- Generate an alphabetically ordered comma separated ingredient list for each pizza order from the customer_orders table and add a 2x in front of any relevant ingredients
"Meat Lovers: 2xBacon, Beef, ... , Salami"
- What is the total quantity of each ingredient used in all delivered pizzas sorted by most frequent first?
If a Meat Lovers pizza costs $12 and Vegetarian costs $10 and there were no charges for changes — how much money has Pizza Runner made so far if there are no delivery fees?

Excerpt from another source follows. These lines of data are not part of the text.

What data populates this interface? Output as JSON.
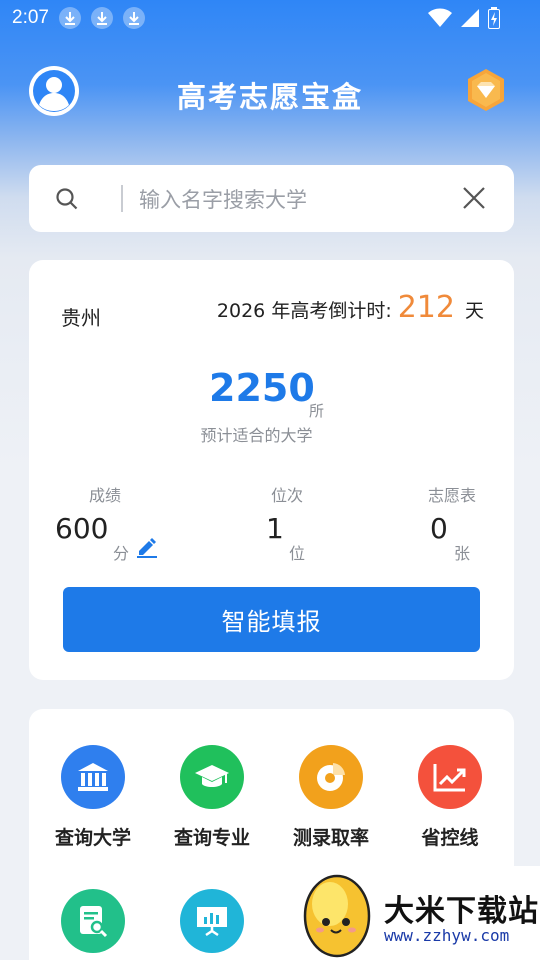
{
  "status": {
    "time": "2:07",
    "download_icons": [
      "download-icon",
      "download-icon",
      "download-icon"
    ],
    "right_icons": [
      "wifi-icon",
      "signal-icon",
      "battery-icon"
    ]
  },
  "header": {
    "title": "高考志愿宝盒",
    "avatar_icon": "user-icon",
    "vip_icon": "vip-diamond-icon"
  },
  "search": {
    "placeholder": "输入名字搜索大学"
  },
  "summary": {
    "province": "贵州",
    "countdown_prefix": "2026 年高考倒计时:",
    "countdown_days": "212",
    "countdown_suffix": "天",
    "fit_count": "2250",
    "fit_unit": "所",
    "fit_caption": "预计适合的大学",
    "stats": [
      {
        "label": "成绩",
        "value": "600",
        "unit": "分"
      },
      {
        "label": "位次",
        "value": "1",
        "unit": "位"
      },
      {
        "label": "志愿表",
        "value": "0",
        "unit": "张"
      }
    ],
    "smart_button": "智能填报"
  },
  "tools": [
    {
      "label": "查询大学",
      "icon": "university-icon",
      "color": "#2f7fee"
    },
    {
      "label": "查询专业",
      "icon": "graduation-cap-icon",
      "color": "#20c05c"
    },
    {
      "label": "测录取率",
      "icon": "pie-chart-icon",
      "color": "#f2a11c"
    },
    {
      "label": "省控线",
      "icon": "trend-chart-icon",
      "color": "#f4513c"
    },
    {
      "label": "",
      "icon": "document-search-icon",
      "color": "#22c08a"
    },
    {
      "label": "",
      "icon": "presentation-chart-icon",
      "color": "#20b5d8"
    }
  ],
  "watermark": {
    "title": "大米下载站",
    "url": "www.zzhyw.com"
  },
  "colors": {
    "primary": "#1e7ae8",
    "countdown": "#f08a3a"
  }
}
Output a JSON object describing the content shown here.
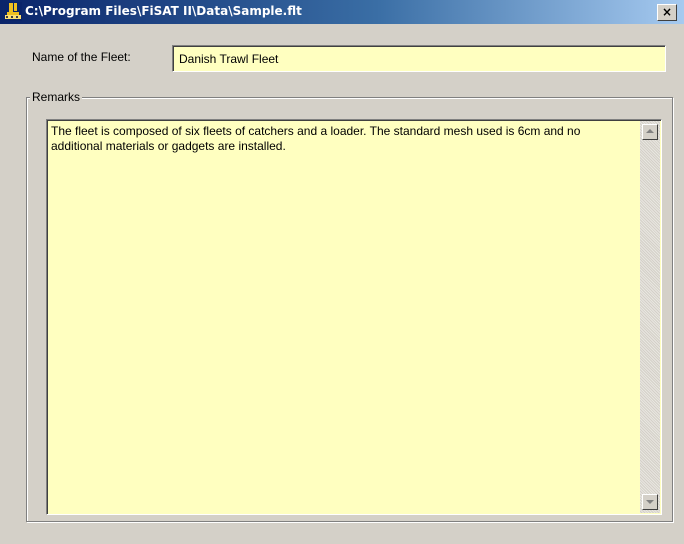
{
  "window": {
    "title": "C:\\Program Files\\FiSAT II\\Data\\Sample.flt",
    "close_label": "×"
  },
  "fleet": {
    "name_label": "Name of the Fleet:",
    "name_value": "Danish Trawl Fleet"
  },
  "remarks": {
    "group_label": "Remarks",
    "text": "The fleet is composed of six fleets of catchers and a loader. The standard mesh used is 6cm and no additional materials or gadgets are installed."
  },
  "colors": {
    "field_background": "#ffffc0",
    "titlebar_start": "#0a246a",
    "titlebar_end": "#a6caf0",
    "window_background": "#d4d0c8"
  }
}
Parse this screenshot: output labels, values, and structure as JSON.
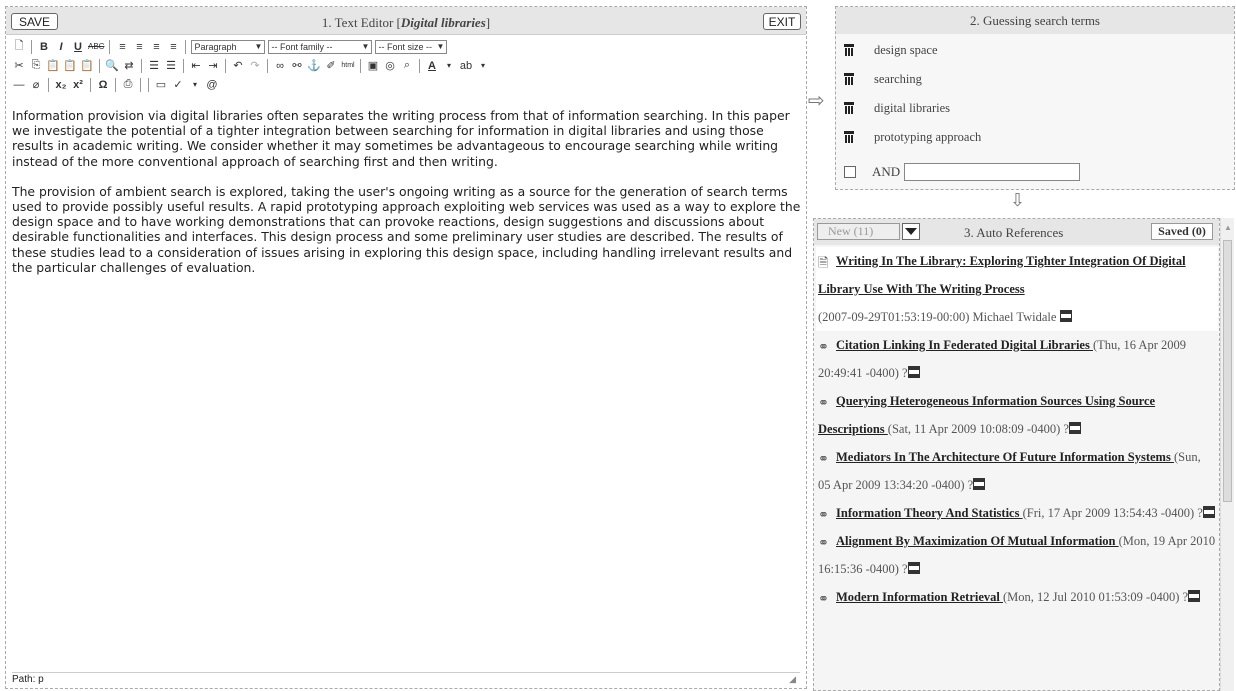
{
  "editor": {
    "save_label": "SAVE",
    "exit_label": "EXIT",
    "title_prefix": "1. Text Editor [",
    "title_doc": "Digital libraries",
    "title_suffix": "]",
    "toolbar": {
      "block_format": "Paragraph",
      "font_family": "-- Font family --",
      "font_size": "-- Font size --"
    },
    "paragraphs": [
      "Information provision via digital libraries often separates the writing process from that of information searching. In this paper we investigate the potential of a tighter integration between searching for information in digital libraries and using those results in academic writing. We consider whether it may sometimes be advantageous to encourage searching while writing instead of the more conventional approach of searching first and then writing.",
      "The provision of ambient search is explored, taking the user's ongoing writing as a source for the generation of search terms used to provide possibly useful results. A rapid prototyping approach exploiting web services was used as a way to explore the design space and to have working demonstrations that can provoke reactions, design suggestions and discussions about desirable functionalities and interfaces. This design process and some preliminary user studies are described. The results of these studies lead to a consideration of issues arising in exploring this design space, including handling irrelevant results and the particular challenges of evaluation."
    ],
    "status_path": "Path: p"
  },
  "terms_panel": {
    "title": "2. Guessing search terms",
    "terms": [
      "design space",
      "searching",
      "digital libraries",
      "prototyping approach"
    ],
    "and_label": "AND",
    "and_value": ""
  },
  "refs_panel": {
    "new_label": "New (11)",
    "title": "3. Auto References",
    "saved_label": "Saved (0)",
    "refs": [
      {
        "title": "Writing In The Library: Exploring Tighter Integration Of Digital Library Use With The Writing Process",
        "meta": "(2007-09-29T01:53:19-00:00) Michael Twidale"
      },
      {
        "title": "Citation Linking In Federated Digital Libraries ",
        "meta": "(Thu, 16 Apr 2009 20:49:41 -0400) ?"
      },
      {
        "title": "Querying Heterogeneous Information Sources Using Source Descriptions ",
        "meta": "(Sat, 11 Apr 2009 10:08:09 -0400) ?"
      },
      {
        "title": "Mediators In The Architecture Of Future Information Systems ",
        "meta": "(Sun, 05 Apr 2009 13:34:20 -0400) ?"
      },
      {
        "title": "Information Theory And Statistics ",
        "meta": "(Fri, 17 Apr 2009 13:54:43 -0400) ?"
      },
      {
        "title": "Alignment By Maximization Of Mutual Information ",
        "meta": "(Mon, 19 Apr 2010 16:15:36 -0400) ?"
      },
      {
        "title": "Modern Information Retrieval ",
        "meta": "(Mon, 12 Jul 2010 01:53:09 -0400) ?"
      }
    ]
  }
}
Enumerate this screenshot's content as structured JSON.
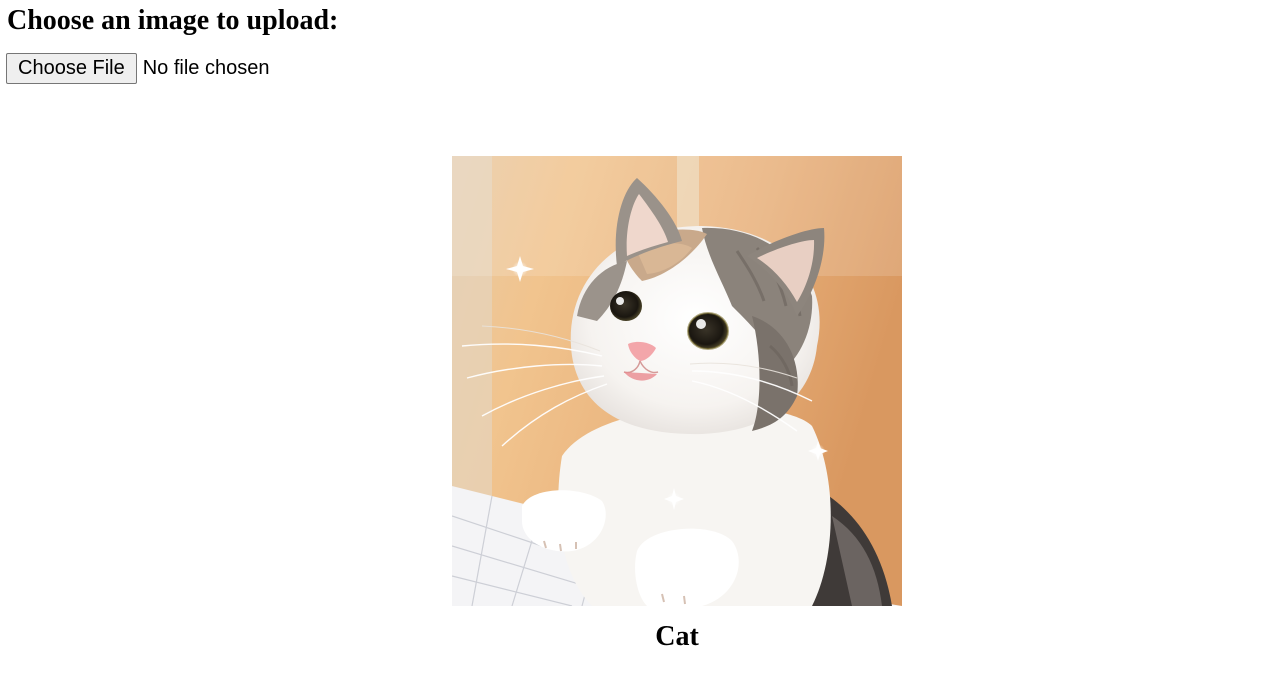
{
  "header": {
    "title": "Choose an image to upload:"
  },
  "upload": {
    "button_label": "Choose File",
    "status_text": "No file chosen"
  },
  "result": {
    "image_icon": "cat-photo",
    "label": "Cat"
  }
}
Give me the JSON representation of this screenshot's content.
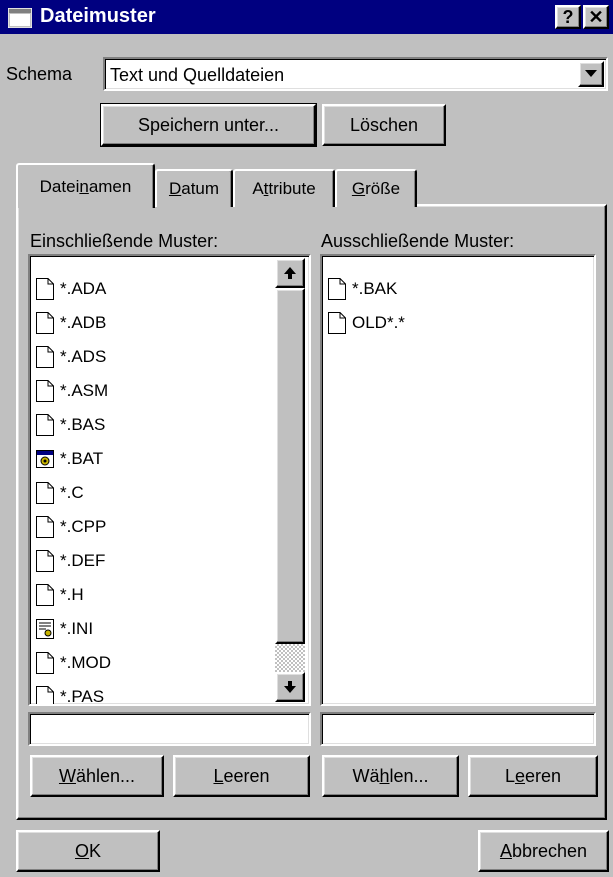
{
  "window": {
    "title": "Dateimuster",
    "help_label": "?",
    "close_label": "✕"
  },
  "schema": {
    "label": "Schema",
    "value": "Text und Quelldateien",
    "save_as_label": "Speichern unter...",
    "delete_label": "Löschen"
  },
  "tabs": [
    {
      "pre": "Datei",
      "key": "n",
      "post": "amen"
    },
    {
      "pre": "",
      "key": "D",
      "post": "atum"
    },
    {
      "pre": "A",
      "key": "t",
      "post": "tribute"
    },
    {
      "pre": "",
      "key": "G",
      "post": "röße"
    }
  ],
  "include": {
    "label": "Einschließende Muster:",
    "items": [
      {
        "text": "*.ADA",
        "icon": "document-icon"
      },
      {
        "text": "*.ADB",
        "icon": "document-icon"
      },
      {
        "text": "*.ADS",
        "icon": "document-icon"
      },
      {
        "text": "*.ASM",
        "icon": "document-icon"
      },
      {
        "text": "*.BAS",
        "icon": "document-icon"
      },
      {
        "text": "*.BAT",
        "icon": "batch-file-icon"
      },
      {
        "text": "*.C",
        "icon": "document-icon"
      },
      {
        "text": "*.CPP",
        "icon": "document-icon"
      },
      {
        "text": "*.DEF",
        "icon": "document-icon"
      },
      {
        "text": "*.H",
        "icon": "document-icon"
      },
      {
        "text": "*.INI",
        "icon": "settings-file-icon"
      },
      {
        "text": "*.MOD",
        "icon": "document-icon"
      },
      {
        "text": "*.PAS",
        "icon": "document-icon"
      }
    ],
    "input_value": "",
    "select_pre": "",
    "select_key": "W",
    "select_post": "ählen...",
    "clear_pre": "",
    "clear_key": "L",
    "clear_post": "eeren"
  },
  "exclude": {
    "label": "Ausschließende Muster:",
    "items": [
      {
        "text": "*.BAK",
        "icon": "document-icon"
      },
      {
        "text": "OLD*.*",
        "icon": "document-icon"
      }
    ],
    "input_value": "",
    "select_pre": "Wä",
    "select_key": "h",
    "select_post": "len...",
    "clear_pre": "L",
    "clear_key": "e",
    "clear_post": "eren"
  },
  "footer": {
    "ok_pre": "",
    "ok_key": "O",
    "ok_post": "K",
    "cancel_pre": "",
    "cancel_key": "A",
    "cancel_post": "bbrechen"
  },
  "colors": {
    "titlebar": "#000080",
    "face": "#c0c0c0",
    "shadow": "#808080"
  }
}
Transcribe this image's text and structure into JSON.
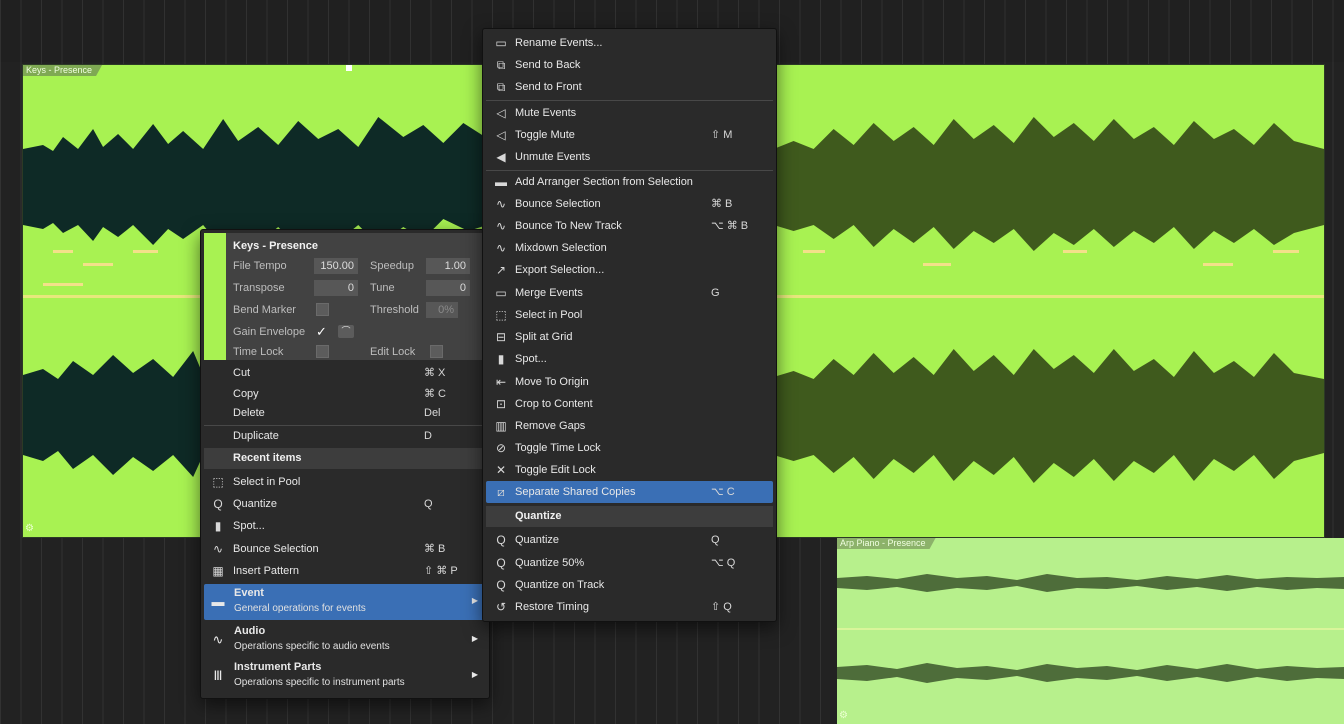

What if there was an additional $1 charge for any pizza extras?
- Add cheese is $1 extra
The Pizza Runner team now wants to add an additional ratings system that allows customers to rate their runner, how would you design an additional table for this new dataset — generate a schema for this new table and insert your own data for ratings for each successful customer order between 1 to 5.
Using your newly generated table — can you join all of the information together to form a table which has the following information for successful deliveries?
- Time between order and pickup
- Delivery duration
- Average speed
- Total number of pizzas
- If a Meat Lovers pizza was $12 and Vegetarian $10 fixed prices with no cost for extras and each runner is paid $0.30 per kilometre travelled — how much money does Pizza Runner have left over after these deliveries?
E. Bonus Questions
If Danny wants to expand his range of pizzas — how would this impact the existing data design? Write an INSERT statement to demonstrate what would happen if a new Supreme pizza with all the toppings was added to the Pizza Runner menu?